• [Exercise requirements]: Please write out the records exactly.

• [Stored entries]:
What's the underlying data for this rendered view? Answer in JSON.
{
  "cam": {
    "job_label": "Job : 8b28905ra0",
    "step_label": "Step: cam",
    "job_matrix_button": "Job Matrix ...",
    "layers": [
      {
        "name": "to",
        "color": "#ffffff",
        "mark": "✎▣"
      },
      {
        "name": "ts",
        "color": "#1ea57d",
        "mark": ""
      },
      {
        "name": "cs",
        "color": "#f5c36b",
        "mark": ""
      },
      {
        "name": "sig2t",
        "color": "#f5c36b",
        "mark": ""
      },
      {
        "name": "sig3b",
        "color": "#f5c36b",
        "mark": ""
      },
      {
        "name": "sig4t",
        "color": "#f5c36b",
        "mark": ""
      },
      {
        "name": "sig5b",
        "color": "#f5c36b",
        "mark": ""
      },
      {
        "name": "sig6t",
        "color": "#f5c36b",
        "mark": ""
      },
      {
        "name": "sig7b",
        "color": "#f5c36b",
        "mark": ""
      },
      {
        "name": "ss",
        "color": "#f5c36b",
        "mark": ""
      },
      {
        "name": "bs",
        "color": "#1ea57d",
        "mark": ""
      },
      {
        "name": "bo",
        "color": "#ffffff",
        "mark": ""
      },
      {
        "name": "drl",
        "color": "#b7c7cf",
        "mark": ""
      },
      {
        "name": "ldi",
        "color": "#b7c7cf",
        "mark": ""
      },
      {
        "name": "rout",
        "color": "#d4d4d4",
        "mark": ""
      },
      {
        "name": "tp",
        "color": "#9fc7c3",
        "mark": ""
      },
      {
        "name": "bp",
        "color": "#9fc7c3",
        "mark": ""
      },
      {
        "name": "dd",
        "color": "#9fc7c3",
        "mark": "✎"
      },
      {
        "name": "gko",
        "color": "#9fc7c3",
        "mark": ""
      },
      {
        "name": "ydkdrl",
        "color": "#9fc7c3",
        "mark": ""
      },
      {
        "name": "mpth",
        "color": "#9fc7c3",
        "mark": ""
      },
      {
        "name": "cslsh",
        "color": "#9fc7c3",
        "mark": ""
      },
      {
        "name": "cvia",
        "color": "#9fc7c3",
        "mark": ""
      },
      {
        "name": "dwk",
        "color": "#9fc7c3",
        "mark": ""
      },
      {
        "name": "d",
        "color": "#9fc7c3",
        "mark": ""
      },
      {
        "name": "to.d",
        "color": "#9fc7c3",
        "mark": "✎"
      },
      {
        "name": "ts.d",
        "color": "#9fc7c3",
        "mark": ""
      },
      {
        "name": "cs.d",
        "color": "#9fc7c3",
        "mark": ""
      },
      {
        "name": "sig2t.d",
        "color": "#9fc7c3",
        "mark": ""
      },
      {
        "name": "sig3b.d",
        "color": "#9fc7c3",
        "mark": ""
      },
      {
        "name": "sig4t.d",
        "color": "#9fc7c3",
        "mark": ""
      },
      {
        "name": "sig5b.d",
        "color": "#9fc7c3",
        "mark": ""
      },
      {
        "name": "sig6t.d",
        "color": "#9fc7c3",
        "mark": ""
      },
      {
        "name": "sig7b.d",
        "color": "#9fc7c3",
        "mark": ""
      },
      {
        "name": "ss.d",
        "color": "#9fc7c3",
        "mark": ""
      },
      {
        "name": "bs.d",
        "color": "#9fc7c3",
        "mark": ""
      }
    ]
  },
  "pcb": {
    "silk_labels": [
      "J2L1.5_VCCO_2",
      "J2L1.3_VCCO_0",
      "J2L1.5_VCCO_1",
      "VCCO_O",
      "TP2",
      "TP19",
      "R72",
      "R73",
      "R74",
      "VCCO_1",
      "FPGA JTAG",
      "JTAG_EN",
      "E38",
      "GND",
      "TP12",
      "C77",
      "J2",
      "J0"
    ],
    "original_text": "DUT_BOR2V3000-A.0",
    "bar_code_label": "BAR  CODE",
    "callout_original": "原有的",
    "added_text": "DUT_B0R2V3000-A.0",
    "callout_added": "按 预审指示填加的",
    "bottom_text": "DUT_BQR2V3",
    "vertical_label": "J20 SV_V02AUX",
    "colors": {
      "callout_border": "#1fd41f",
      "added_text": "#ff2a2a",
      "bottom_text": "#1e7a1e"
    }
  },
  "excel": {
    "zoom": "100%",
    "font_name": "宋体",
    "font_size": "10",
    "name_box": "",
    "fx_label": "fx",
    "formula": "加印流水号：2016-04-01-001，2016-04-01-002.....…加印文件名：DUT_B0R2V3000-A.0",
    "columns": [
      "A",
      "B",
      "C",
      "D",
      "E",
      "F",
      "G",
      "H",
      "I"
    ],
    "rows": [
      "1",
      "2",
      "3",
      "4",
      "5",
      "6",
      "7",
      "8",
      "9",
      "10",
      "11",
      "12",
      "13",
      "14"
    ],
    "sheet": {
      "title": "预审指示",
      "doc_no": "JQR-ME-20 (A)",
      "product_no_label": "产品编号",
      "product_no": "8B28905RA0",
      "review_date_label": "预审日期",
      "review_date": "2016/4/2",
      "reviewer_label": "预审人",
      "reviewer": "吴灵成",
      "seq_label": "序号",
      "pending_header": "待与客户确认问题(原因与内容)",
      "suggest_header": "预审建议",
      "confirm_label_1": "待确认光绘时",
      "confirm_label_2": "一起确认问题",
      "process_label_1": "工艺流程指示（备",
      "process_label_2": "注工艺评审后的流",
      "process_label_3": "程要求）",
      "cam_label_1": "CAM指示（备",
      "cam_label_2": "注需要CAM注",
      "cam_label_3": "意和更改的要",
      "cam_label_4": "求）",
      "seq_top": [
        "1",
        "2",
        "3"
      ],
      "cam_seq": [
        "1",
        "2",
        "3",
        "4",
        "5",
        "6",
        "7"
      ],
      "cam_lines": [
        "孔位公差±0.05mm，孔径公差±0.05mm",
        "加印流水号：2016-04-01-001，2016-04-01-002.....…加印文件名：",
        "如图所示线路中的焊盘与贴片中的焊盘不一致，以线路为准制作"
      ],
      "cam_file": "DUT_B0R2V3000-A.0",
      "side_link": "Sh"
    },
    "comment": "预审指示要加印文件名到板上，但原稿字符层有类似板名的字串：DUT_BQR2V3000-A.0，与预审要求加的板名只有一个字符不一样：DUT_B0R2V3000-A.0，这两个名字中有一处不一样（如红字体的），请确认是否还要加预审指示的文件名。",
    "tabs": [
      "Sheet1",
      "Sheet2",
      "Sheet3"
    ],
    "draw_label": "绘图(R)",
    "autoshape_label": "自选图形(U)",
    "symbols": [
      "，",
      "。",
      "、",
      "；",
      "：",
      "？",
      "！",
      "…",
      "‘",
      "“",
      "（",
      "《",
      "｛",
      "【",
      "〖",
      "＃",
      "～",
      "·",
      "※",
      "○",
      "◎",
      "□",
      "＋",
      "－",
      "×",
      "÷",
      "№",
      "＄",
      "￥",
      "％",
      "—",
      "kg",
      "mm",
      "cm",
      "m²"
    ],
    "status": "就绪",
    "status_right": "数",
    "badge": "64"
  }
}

• [Reply to the exercise]:
What's the underlying data for this rendered view? Answer in JSON.
{
  "cam": {
    "job_label": "Job : 8b28905ra0",
    "step_label": "Step: cam",
    "job_matrix_button": "Job Matrix ...",
    "layers": [
      {
        "name": "to",
        "color": "#ffffff",
        "mark": "✎▣"
      },
      {
        "name": "ts",
        "color": "#1ea57d",
        "mark": ""
      },
      {
        "name": "cs",
        "color": "#f5c36b",
        "mark": ""
      },
      {
        "name": "sig2t",
        "color": "#f5c36b",
        "mark": ""
      },
      {
        "name": "sig3b",
        "color": "#f5c36b",
        "mark": ""
      },
      {
        "name": "sig4t",
        "color": "#f5c36b",
        "mark": ""
      },
      {
        "name": "sig5b",
        "color": "#f5c36b",
        "mark": ""
      },
      {
        "name": "sig6t",
        "color": "#f5c36b",
        "mark": ""
      },
      {
        "name": "sig7b",
        "color": "#f5c36b",
        "mark": ""
      },
      {
        "name": "ss",
        "color": "#f5c36b",
        "mark": ""
      },
      {
        "name": "bs",
        "color": "#1ea57d",
        "mark": ""
      },
      {
        "name": "bo",
        "color": "#ffffff",
        "mark": ""
      },
      {
        "name": "drl",
        "color": "#b7c7cf",
        "mark": ""
      },
      {
        "name": "ldi",
        "color": "#b7c7cf",
        "mark": ""
      },
      {
        "name": "rout",
        "color": "#d4d4d4",
        "mark": ""
      },
      {
        "name": "tp",
        "color": "#9fc7c3",
        "mark": ""
      },
      {
        "name": "bp",
        "color": "#9fc7c3",
        "mark": ""
      },
      {
        "name": "dd",
        "color": "#9fc7c3",
        "mark": "✎"
      },
      {
        "name": "gko",
        "color": "#9fc7c3",
        "mark": ""
      },
      {
        "name": "ydkdrl",
        "color": "#9fc7c3",
        "mark": ""
      },
      {
        "name": "mpth",
        "color": "#9fc7c3",
        "mark": ""
      },
      {
        "name": "cslsh",
        "color": "#9fc7c3",
        "mark": ""
      },
      {
        "name": "cvia",
        "color": "#9fc7c3",
        "mark": ""
      },
      {
        "name": "dwk",
        "color": "#9fc7c3",
        "mark": ""
      },
      {
        "name": "d",
        "color": "#9fc7c3",
        "mark": ""
      },
      {
        "name": "to.d",
        "color": "#9fc7c3",
        "mark": "✎"
      },
      {
        "name": "ts.d",
        "color": "#9fc7c3",
        "mark": ""
      },
      {
        "name": "cs.d",
        "color": "#9fc7c3",
        "mark": ""
      },
      {
        "name": "sig2t.d",
        "color": "#9fc7c3",
        "mark": ""
      },
      {
        "name": "sig3b.d",
        "color": "#9fc7c3",
        "mark": ""
      },
      {
        "name": "sig4t.d",
        "color": "#9fc7c3",
        "mark": ""
      },
      {
        "name": "sig5b.d",
        "color": "#9fc7c3",
        "mark": ""
      },
      {
        "name": "sig6t.d",
        "color": "#9fc7c3",
        "mark": ""
      },
      {
        "name": "sig7b.d",
        "color": "#9fc7c3",
        "mark": ""
      },
      {
        "name": "ss.d",
        "color": "#9fc7c3",
        "mark": ""
      },
      {
        "name": "bs.d",
        "color": "#9fc7c3",
        "mark": ""
      }
    ]
  },
  "pcb": {
    "silk_labels": [
      "J2L1.5_VCCO_2",
      "J2L1.3_VCCO_0",
      "J2L1.5_VCCO_1",
      "VCCO_O",
      "TP2",
      "TP19",
      "R72",
      "R73",
      "R74",
      "VCCO_1",
      "FPGA JTAG",
      "JTAG_EN",
      "E38",
      "GND",
      "TP12",
      "C77",
      "J2",
      "J0"
    ],
    "original_text": "DUT_BOR2V3000-A.0",
    "bar_code_label": "BAR  CODE",
    "callout_original": "原有的",
    "added_text": "DUT_B0R2V3000-A.0",
    "callout_added": "按 预审指示填加的",
    "bottom_text": "DUT_BQR2V3",
    "vertical_label": "J20 SV_V02AUX",
    "colors": {
      "callout_border": "#1fd41f",
      "added_text": "#ff2a2a",
      "bottom_text": "#1e7a1e"
    }
  },
  "excel": {
    "zoom": "100%",
    "font_name": "宋体",
    "font_size": "10",
    "name_box": "",
    "fx_label": "fx",
    "formula": "加印流水号：2016-04-01-001，2016-04-01-002.....…加印文件名：DUT_B0R2V3000-A.0",
    "columns": [
      "A",
      "B",
      "C",
      "D",
      "E",
      "F",
      "G",
      "H",
      "I"
    ],
    "rows": [
      "1",
      "2",
      "3",
      "4",
      "5",
      "6",
      "7",
      "8",
      "9",
      "10",
      "11",
      "12",
      "13",
      "14"
    ],
    "sheet": {
      "title": "预审指示",
      "doc_no": "JQR-ME-20 (A)",
      "product_no_label": "产品编号",
      "product_no": "8B28905RA0",
      "review_date_label": "预审日期",
      "review_date": "2016/4/2",
      "reviewer_label": "预审人",
      "reviewer": "吴灵成",
      "seq_label": "序号",
      "pending_header": "待与客户确认问题(原因与内容)",
      "suggest_header": "预审建议",
      "confirm_label_1": "待确认光绘时",
      "confirm_label_2": "一起确认问题",
      "process_label_1": "工艺流程指示（备",
      "process_label_2": "注工艺评审后的流",
      "process_label_3": "程要求）",
      "cam_label_1": "CAM指示（备",
      "cam_label_2": "注需要CAM注",
      "cam_label_3": "意和更改的要",
      "cam_label_4": "求）",
      "seq_top": [
        "1",
        "2",
        "3"
      ],
      "cam_seq": [
        "1",
        "2",
        "3",
        "4",
        "5",
        "6",
        "7"
      ],
      "cam_lines": [
        "孔位公差±0.05mm，孔径公差±0.05mm",
        "加印流水号：2016-04-01-001，2016-04-01-002.....…加印文件名：",
        "如图所示线路中的焊盘与贴片中的焊盘不一致，以线路为准制作"
      ],
      "cam_file": "DUT_B0R2V3000-A.0",
      "side_link": "Sh"
    },
    "comment": "预审指示要加印文件名到板上，但原稿字符层有类似板名的字串：DUT_BQR2V3000-A.0，与预审要求加的板名只有一个字符不一样：DUT_B0R2V3000-A.0，这两个名字中有一处不一样（如红字体的），请确认是否还要加预审指示的文件名。",
    "tabs": [
      "Sheet1",
      "Sheet2",
      "Sheet3"
    ],
    "draw_label": "绘图(R)",
    "autoshape_label": "自选图形(U)",
    "symbols": [
      "，",
      "。",
      "、",
      "；",
      "：",
      "？",
      "！",
      "…",
      "‘",
      "“",
      "（",
      "《",
      "｛",
      "【",
      "〖",
      "＃",
      "～",
      "·",
      "※",
      "○",
      "◎",
      "□",
      "＋",
      "－",
      "×",
      "÷",
      "№",
      "＄",
      "￥",
      "％",
      "—",
      "kg",
      "mm",
      "cm",
      "m²"
    ],
    "status": "就绪",
    "status_right": "数",
    "badge": "64"
  }
}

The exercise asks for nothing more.